India is now officially a bigger smartphone market than the USA, and while the US is close to stagnation, with few people left who haven’t connected, India is barely out of first gear.
Not for nothing do I constantly say India is the most exciting prospect on the planet for future digital engagement by the publishing industry.
Samsung and Xiaomi lead the way, with Xiaomi expected to surpass Samsung next year.
With the explosion of LTE in India the number of smartphone users in the country is expected to hit 300 million by the end of this year, and reach 442 million by 2022.
Globally there are expected to be 2.3 billion smartphones in use by 2022.
Every device by definition one that can be used to receive – and pay for – digital content from publishers.
As we wind down this decade publishers have unparalleled potential reach and unprecedented opportunities to access the global markets on a scale quite unimaginable even five years ago.
As yet the publishing industry retail and distribution infrastructure has still to catch up – video streaming is far more advanced, with Amazon Video and Netflix both available in over two hundred countries and territories – but that will come soon enough.
However, don’t bet on the usual suspects – Amazon, Apple and co. – being the ones that lead the way.

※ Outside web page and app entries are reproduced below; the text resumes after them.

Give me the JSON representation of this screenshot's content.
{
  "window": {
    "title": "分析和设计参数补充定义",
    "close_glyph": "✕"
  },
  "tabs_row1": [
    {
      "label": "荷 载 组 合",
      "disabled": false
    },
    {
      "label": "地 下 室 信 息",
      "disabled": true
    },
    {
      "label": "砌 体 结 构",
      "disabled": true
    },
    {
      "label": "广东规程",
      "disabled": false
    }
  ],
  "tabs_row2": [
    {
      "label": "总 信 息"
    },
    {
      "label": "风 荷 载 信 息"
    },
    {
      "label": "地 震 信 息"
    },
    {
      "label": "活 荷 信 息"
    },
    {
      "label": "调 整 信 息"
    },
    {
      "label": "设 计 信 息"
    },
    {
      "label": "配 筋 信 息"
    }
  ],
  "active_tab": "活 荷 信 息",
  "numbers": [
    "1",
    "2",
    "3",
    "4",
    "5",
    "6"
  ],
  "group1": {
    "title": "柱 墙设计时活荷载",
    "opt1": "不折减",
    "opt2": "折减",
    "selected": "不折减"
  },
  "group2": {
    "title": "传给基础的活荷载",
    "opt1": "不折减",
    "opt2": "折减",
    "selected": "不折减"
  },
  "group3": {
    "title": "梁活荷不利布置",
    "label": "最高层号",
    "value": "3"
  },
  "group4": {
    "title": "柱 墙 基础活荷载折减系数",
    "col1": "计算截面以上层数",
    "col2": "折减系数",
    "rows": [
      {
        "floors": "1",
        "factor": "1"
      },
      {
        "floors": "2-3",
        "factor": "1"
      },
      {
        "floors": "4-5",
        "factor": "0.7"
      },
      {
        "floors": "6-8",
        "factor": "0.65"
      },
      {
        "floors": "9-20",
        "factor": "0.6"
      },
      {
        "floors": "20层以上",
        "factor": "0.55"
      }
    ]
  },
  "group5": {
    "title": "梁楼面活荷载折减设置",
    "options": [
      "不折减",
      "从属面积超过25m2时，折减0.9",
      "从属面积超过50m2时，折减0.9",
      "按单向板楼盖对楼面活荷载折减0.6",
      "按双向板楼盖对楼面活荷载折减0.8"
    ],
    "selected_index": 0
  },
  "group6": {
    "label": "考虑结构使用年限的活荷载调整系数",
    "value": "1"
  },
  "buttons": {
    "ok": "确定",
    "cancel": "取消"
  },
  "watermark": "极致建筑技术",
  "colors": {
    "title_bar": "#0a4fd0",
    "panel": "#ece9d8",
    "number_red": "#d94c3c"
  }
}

Apple’s commitment to iBooks is in doubt. And behind the gloss and fanfare about the just-announced big revenue jump for Amazon lies a $936 million loss on its international endeavours. This following a $724 loss last quarter, a $481 loss in the quarter before that, and a $487 loss before that.
The new smartphone-driven opportunities unfolding in the international markets are likely to be exploited first by other players. China’s Tencent, for example, which is already active in Thailand and now working with Wattpad. Or forward-thinking smaller players focussed not so much on where the money is now but where the money will be down the road.
As reported last week, the global book market is estimated to be worth $143 billion, and only 29% of that is in the USA.
That’s a good starting point to work from.
Now spare a thought as to what the global video-on-demand market was worth five years ago when only handful of markets were involved, what is is likely to be worth now, and its potential worth ten year’s down the road as smartphone penetration and internet take-up continues.
There’s little room left in the USA for smartphone growth or internet growth. Yet the entire North American continent – the USA, Canada and Mexico – accounts for just 8.2% of the world’s internet users.
India alone is expected to have 829 million people connected to the internet by 2021 – and that will still only take India to 60% penetration.
As publishing embraces the new opportunities digital offers to reach Indian consumers in all languages and wherever they may be, India is unquestionable the most exciting prospect on the planet for publishers and authors.